▶ [What you need to do]:
Your job is to return every line in the data holding the string "Scanner".

:: Source information

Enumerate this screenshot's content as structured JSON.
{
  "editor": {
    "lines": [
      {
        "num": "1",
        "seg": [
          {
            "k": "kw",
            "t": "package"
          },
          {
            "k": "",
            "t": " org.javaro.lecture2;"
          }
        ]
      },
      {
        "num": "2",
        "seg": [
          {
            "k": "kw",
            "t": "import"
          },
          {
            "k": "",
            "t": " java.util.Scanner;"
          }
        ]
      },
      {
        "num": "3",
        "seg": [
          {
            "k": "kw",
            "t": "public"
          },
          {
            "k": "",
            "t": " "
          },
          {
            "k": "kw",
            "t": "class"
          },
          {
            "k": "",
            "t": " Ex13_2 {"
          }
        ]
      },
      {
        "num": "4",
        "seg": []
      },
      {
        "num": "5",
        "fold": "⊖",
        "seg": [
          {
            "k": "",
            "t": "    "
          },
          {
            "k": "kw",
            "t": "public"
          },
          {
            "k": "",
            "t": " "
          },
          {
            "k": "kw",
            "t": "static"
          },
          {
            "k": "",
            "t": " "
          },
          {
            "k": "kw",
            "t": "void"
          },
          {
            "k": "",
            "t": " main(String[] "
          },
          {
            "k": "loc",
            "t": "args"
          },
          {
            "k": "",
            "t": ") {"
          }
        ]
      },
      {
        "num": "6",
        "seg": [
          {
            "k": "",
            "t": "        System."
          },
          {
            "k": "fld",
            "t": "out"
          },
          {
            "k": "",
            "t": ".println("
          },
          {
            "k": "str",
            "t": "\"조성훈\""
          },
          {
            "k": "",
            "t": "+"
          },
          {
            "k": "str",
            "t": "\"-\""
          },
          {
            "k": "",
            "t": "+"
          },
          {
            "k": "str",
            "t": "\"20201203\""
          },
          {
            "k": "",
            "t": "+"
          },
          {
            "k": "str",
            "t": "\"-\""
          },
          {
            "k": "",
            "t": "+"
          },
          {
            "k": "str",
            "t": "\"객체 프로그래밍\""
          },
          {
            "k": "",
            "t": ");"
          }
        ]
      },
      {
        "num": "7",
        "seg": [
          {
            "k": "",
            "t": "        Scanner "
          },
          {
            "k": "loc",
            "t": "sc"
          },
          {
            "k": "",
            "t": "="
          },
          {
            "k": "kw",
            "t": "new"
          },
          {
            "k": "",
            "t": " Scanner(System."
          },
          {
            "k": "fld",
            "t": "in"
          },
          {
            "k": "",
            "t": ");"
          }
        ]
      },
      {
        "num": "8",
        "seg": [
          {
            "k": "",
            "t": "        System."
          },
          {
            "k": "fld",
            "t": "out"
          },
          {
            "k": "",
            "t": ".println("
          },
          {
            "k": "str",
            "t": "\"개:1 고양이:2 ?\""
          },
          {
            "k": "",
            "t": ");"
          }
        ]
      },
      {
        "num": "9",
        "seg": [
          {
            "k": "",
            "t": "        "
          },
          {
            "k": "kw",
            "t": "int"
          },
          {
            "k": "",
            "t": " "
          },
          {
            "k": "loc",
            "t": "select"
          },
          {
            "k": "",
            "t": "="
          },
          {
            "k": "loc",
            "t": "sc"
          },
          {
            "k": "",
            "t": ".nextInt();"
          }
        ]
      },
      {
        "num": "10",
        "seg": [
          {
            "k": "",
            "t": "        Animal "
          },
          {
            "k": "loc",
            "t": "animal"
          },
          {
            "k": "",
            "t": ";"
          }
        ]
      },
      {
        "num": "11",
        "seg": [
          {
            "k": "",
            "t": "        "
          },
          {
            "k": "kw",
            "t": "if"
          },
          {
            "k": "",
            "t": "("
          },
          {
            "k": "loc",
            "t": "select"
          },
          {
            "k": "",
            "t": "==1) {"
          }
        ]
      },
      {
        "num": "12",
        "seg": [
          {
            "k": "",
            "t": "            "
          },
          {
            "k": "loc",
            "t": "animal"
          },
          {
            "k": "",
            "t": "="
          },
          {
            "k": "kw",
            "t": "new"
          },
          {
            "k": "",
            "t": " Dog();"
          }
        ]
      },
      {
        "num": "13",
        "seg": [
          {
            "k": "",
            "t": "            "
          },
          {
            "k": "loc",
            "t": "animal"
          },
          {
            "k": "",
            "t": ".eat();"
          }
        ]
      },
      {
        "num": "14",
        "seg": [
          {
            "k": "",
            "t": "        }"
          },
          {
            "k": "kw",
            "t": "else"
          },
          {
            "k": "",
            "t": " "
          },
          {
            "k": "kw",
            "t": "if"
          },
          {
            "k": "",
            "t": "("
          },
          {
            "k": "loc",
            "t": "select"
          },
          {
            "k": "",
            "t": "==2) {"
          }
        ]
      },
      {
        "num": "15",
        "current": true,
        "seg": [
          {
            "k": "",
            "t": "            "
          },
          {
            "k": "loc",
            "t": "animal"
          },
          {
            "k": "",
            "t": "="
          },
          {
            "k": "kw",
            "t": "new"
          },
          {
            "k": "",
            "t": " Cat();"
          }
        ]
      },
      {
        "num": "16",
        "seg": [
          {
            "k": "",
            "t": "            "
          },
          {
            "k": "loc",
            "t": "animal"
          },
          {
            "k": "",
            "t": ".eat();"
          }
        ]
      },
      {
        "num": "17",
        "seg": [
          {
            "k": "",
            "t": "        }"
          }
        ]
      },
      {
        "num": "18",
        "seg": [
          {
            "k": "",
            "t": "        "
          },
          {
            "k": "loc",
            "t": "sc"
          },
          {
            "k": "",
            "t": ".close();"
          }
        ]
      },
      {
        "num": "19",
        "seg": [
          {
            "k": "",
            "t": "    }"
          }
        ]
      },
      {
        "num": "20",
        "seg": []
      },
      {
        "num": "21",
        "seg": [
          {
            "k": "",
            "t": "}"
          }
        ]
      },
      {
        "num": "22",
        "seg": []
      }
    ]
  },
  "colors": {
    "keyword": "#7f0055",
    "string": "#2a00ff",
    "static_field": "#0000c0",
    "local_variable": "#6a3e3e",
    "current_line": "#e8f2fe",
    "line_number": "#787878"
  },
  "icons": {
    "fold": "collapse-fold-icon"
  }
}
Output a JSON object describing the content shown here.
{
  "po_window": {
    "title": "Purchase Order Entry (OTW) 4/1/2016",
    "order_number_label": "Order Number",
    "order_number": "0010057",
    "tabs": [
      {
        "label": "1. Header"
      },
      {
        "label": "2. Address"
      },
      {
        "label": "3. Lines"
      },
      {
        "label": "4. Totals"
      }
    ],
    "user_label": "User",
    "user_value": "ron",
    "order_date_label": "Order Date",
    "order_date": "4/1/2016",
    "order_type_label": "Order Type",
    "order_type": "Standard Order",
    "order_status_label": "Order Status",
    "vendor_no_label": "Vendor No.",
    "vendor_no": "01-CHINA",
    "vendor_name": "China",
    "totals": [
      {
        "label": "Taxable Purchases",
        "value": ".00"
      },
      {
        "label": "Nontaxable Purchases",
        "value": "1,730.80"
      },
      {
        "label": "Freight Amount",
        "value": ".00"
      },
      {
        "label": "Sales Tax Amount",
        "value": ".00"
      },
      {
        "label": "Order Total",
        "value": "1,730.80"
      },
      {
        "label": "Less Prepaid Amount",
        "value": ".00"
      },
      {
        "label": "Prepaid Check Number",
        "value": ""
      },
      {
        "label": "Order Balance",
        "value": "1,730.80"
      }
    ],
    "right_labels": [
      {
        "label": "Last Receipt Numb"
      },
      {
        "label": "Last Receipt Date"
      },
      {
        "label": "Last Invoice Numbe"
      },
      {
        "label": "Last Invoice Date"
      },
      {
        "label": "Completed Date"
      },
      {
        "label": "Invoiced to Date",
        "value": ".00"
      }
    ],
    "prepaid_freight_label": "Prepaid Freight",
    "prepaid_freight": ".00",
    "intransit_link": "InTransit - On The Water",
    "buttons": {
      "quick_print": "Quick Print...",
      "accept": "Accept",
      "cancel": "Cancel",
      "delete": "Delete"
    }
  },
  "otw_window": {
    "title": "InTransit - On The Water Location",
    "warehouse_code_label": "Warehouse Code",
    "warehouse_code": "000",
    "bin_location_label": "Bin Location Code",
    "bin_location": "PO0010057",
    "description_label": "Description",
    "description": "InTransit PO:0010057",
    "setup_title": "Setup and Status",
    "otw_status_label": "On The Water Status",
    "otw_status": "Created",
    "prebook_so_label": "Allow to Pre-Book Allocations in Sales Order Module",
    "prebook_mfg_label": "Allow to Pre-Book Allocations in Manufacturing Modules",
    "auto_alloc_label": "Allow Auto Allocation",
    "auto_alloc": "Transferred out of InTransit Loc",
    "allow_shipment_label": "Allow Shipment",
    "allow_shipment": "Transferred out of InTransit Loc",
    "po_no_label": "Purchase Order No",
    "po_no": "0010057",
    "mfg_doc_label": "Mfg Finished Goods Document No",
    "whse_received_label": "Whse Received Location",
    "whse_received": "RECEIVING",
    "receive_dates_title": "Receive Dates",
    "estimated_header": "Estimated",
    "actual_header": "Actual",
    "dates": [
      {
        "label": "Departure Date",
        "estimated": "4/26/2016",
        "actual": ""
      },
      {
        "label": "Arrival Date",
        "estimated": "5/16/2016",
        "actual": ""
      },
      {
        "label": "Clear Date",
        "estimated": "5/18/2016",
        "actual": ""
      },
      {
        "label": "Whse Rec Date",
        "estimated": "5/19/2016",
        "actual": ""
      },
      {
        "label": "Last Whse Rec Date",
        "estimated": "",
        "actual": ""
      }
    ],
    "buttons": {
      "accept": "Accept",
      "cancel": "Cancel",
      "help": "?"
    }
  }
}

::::

▶ [Task answer]:
            "t": " java.util.Scanner;"
            "t": "        Scanner "
            "t": " Scanner(System."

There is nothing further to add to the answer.